### WHAT YOU HAVE TO DO
Quote all of the data that follows exactly as written, skipping the images.

### MATERIAL SHOWN
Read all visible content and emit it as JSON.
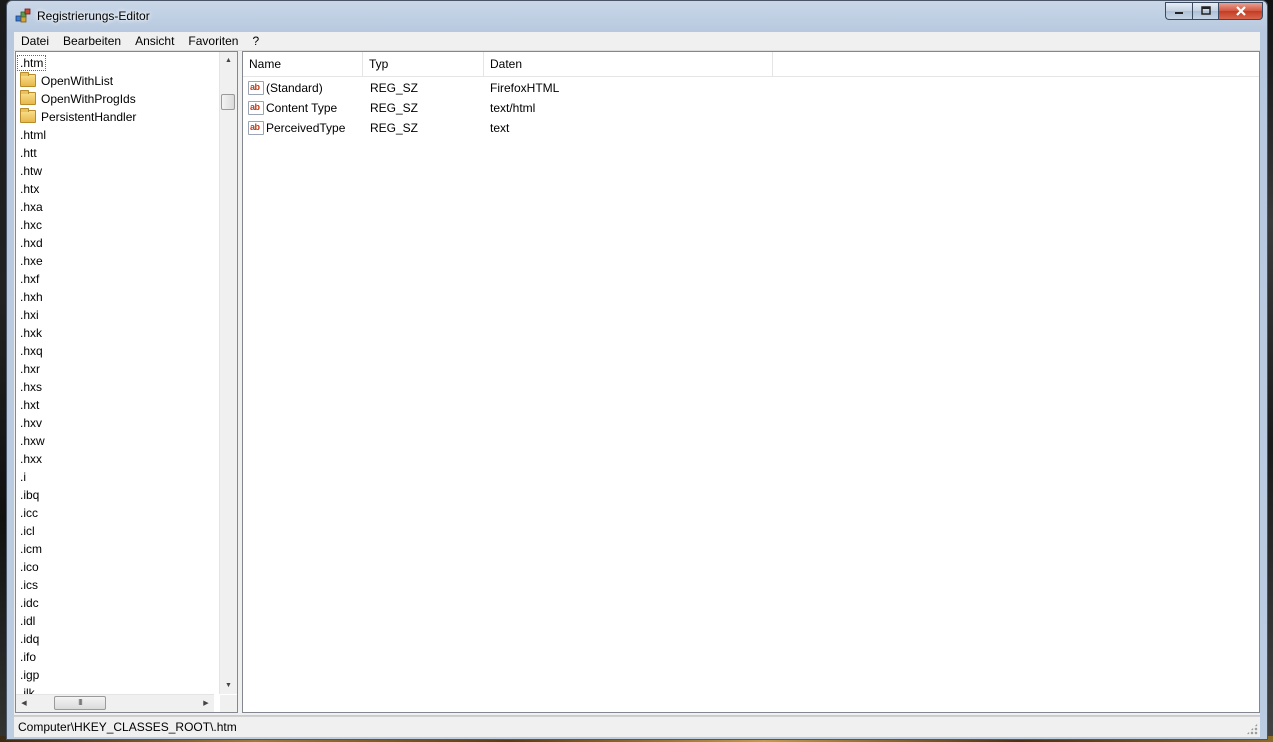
{
  "window": {
    "title": "Registrierungs-Editor"
  },
  "menu": [
    "Datei",
    "Bearbeiten",
    "Ansicht",
    "Favoriten",
    "?"
  ],
  "tree": {
    "items": [
      {
        "label": ".htm",
        "indent": 0,
        "folder": false,
        "selected": true
      },
      {
        "label": "OpenWithList",
        "indent": 1,
        "folder": true,
        "selected": false
      },
      {
        "label": "OpenWithProgIds",
        "indent": 1,
        "folder": true,
        "selected": false
      },
      {
        "label": "PersistentHandler",
        "indent": 1,
        "folder": true,
        "selected": false
      },
      {
        "label": ".html",
        "indent": 0,
        "folder": false,
        "selected": false
      },
      {
        "label": ".htt",
        "indent": 0,
        "folder": false,
        "selected": false
      },
      {
        "label": ".htw",
        "indent": 0,
        "folder": false,
        "selected": false
      },
      {
        "label": ".htx",
        "indent": 0,
        "folder": false,
        "selected": false
      },
      {
        "label": ".hxa",
        "indent": 0,
        "folder": false,
        "selected": false
      },
      {
        "label": ".hxc",
        "indent": 0,
        "folder": false,
        "selected": false
      },
      {
        "label": ".hxd",
        "indent": 0,
        "folder": false,
        "selected": false
      },
      {
        "label": ".hxe",
        "indent": 0,
        "folder": false,
        "selected": false
      },
      {
        "label": ".hxf",
        "indent": 0,
        "folder": false,
        "selected": false
      },
      {
        "label": ".hxh",
        "indent": 0,
        "folder": false,
        "selected": false
      },
      {
        "label": ".hxi",
        "indent": 0,
        "folder": false,
        "selected": false
      },
      {
        "label": ".hxk",
        "indent": 0,
        "folder": false,
        "selected": false
      },
      {
        "label": ".hxq",
        "indent": 0,
        "folder": false,
        "selected": false
      },
      {
        "label": ".hxr",
        "indent": 0,
        "folder": false,
        "selected": false
      },
      {
        "label": ".hxs",
        "indent": 0,
        "folder": false,
        "selected": false
      },
      {
        "label": ".hxt",
        "indent": 0,
        "folder": false,
        "selected": false
      },
      {
        "label": ".hxv",
        "indent": 0,
        "folder": false,
        "selected": false
      },
      {
        "label": ".hxw",
        "indent": 0,
        "folder": false,
        "selected": false
      },
      {
        "label": ".hxx",
        "indent": 0,
        "folder": false,
        "selected": false
      },
      {
        "label": ".i",
        "indent": 0,
        "folder": false,
        "selected": false
      },
      {
        "label": ".ibq",
        "indent": 0,
        "folder": false,
        "selected": false
      },
      {
        "label": ".icc",
        "indent": 0,
        "folder": false,
        "selected": false
      },
      {
        "label": ".icl",
        "indent": 0,
        "folder": false,
        "selected": false
      },
      {
        "label": ".icm",
        "indent": 0,
        "folder": false,
        "selected": false
      },
      {
        "label": ".ico",
        "indent": 0,
        "folder": false,
        "selected": false
      },
      {
        "label": ".ics",
        "indent": 0,
        "folder": false,
        "selected": false
      },
      {
        "label": ".idc",
        "indent": 0,
        "folder": false,
        "selected": false
      },
      {
        "label": ".idl",
        "indent": 0,
        "folder": false,
        "selected": false
      },
      {
        "label": ".idq",
        "indent": 0,
        "folder": false,
        "selected": false
      },
      {
        "label": ".ifo",
        "indent": 0,
        "folder": false,
        "selected": false
      },
      {
        "label": ".igp",
        "indent": 0,
        "folder": false,
        "selected": false
      },
      {
        "label": ".ilk",
        "indent": 0,
        "folder": false,
        "selected": false
      }
    ],
    "hscroll_thumb_glyph": "III"
  },
  "list": {
    "columns": [
      "Name",
      "Typ",
      "Daten"
    ],
    "rows": [
      {
        "name": "(Standard)",
        "type": "REG_SZ",
        "data": "FirefoxHTML"
      },
      {
        "name": "Content Type",
        "type": "REG_SZ",
        "data": "text/html"
      },
      {
        "name": "PerceivedType",
        "type": "REG_SZ",
        "data": "text"
      }
    ],
    "value_icon_text": "ab"
  },
  "status": {
    "path": "Computer\\HKEY_CLASSES_ROOT\\.htm"
  }
}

### RESULT OF THE EXERCISE
Read all visible content and emit it as JSON.
{
  "window": {
    "title": "Registrierungs-Editor"
  },
  "menu": [
    "Datei",
    "Bearbeiten",
    "Ansicht",
    "Favoriten",
    "?"
  ],
  "tree": {
    "items": [
      {
        "label": ".htm",
        "indent": 0,
        "folder": false,
        "selected": true
      },
      {
        "label": "OpenWithList",
        "indent": 1,
        "folder": true,
        "selected": false
      },
      {
        "label": "OpenWithProgIds",
        "indent": 1,
        "folder": true,
        "selected": false
      },
      {
        "label": "PersistentHandler",
        "indent": 1,
        "folder": true,
        "selected": false
      },
      {
        "label": ".html",
        "indent": 0,
        "folder": false,
        "selected": false
      },
      {
        "label": ".htt",
        "indent": 0,
        "folder": false,
        "selected": false
      },
      {
        "label": ".htw",
        "indent": 0,
        "folder": false,
        "selected": false
      },
      {
        "label": ".htx",
        "indent": 0,
        "folder": false,
        "selected": false
      },
      {
        "label": ".hxa",
        "indent": 0,
        "folder": false,
        "selected": false
      },
      {
        "label": ".hxc",
        "indent": 0,
        "folder": false,
        "selected": false
      },
      {
        "label": ".hxd",
        "indent": 0,
        "folder": false,
        "selected": false
      },
      {
        "label": ".hxe",
        "indent": 0,
        "folder": false,
        "selected": false
      },
      {
        "label": ".hxf",
        "indent": 0,
        "folder": false,
        "selected": false
      },
      {
        "label": ".hxh",
        "indent": 0,
        "folder": false,
        "selected": false
      },
      {
        "label": ".hxi",
        "indent": 0,
        "folder": false,
        "selected": false
      },
      {
        "label": ".hxk",
        "indent": 0,
        "folder": false,
        "selected": false
      },
      {
        "label": ".hxq",
        "indent": 0,
        "folder": false,
        "selected": false
      },
      {
        "label": ".hxr",
        "indent": 0,
        "folder": false,
        "selected": false
      },
      {
        "label": ".hxs",
        "indent": 0,
        "folder": false,
        "selected": false
      },
      {
        "label": ".hxt",
        "indent": 0,
        "folder": false,
        "selected": false
      },
      {
        "label": ".hxv",
        "indent": 0,
        "folder": false,
        "selected": false
      },
      {
        "label": ".hxw",
        "indent": 0,
        "folder": false,
        "selected": false
      },
      {
        "label": ".hxx",
        "indent": 0,
        "folder": false,
        "selected": false
      },
      {
        "label": ".i",
        "indent": 0,
        "folder": false,
        "selected": false
      },
      {
        "label": ".ibq",
        "indent": 0,
        "folder": false,
        "selected": false
      },
      {
        "label": ".icc",
        "indent": 0,
        "folder": false,
        "selected": false
      },
      {
        "label": ".icl",
        "indent": 0,
        "folder": false,
        "selected": false
      },
      {
        "label": ".icm",
        "indent": 0,
        "folder": false,
        "selected": false
      },
      {
        "label": ".ico",
        "indent": 0,
        "folder": false,
        "selected": false
      },
      {
        "label": ".ics",
        "indent": 0,
        "folder": false,
        "selected": false
      },
      {
        "label": ".idc",
        "indent": 0,
        "folder": false,
        "selected": false
      },
      {
        "label": ".idl",
        "indent": 0,
        "folder": false,
        "selected": false
      },
      {
        "label": ".idq",
        "indent": 0,
        "folder": false,
        "selected": false
      },
      {
        "label": ".ifo",
        "indent": 0,
        "folder": false,
        "selected": false
      },
      {
        "label": ".igp",
        "indent": 0,
        "folder": false,
        "selected": false
      },
      {
        "label": ".ilk",
        "indent": 0,
        "folder": false,
        "selected": false
      }
    ],
    "hscroll_thumb_glyph": "III"
  },
  "list": {
    "columns": [
      "Name",
      "Typ",
      "Daten"
    ],
    "rows": [
      {
        "name": "(Standard)",
        "type": "REG_SZ",
        "data": "FirefoxHTML"
      },
      {
        "name": "Content Type",
        "type": "REG_SZ",
        "data": "text/html"
      },
      {
        "name": "PerceivedType",
        "type": "REG_SZ",
        "data": "text"
      }
    ],
    "value_icon_text": "ab"
  },
  "status": {
    "path": "Computer\\HKEY_CLASSES_ROOT\\.htm"
  }
}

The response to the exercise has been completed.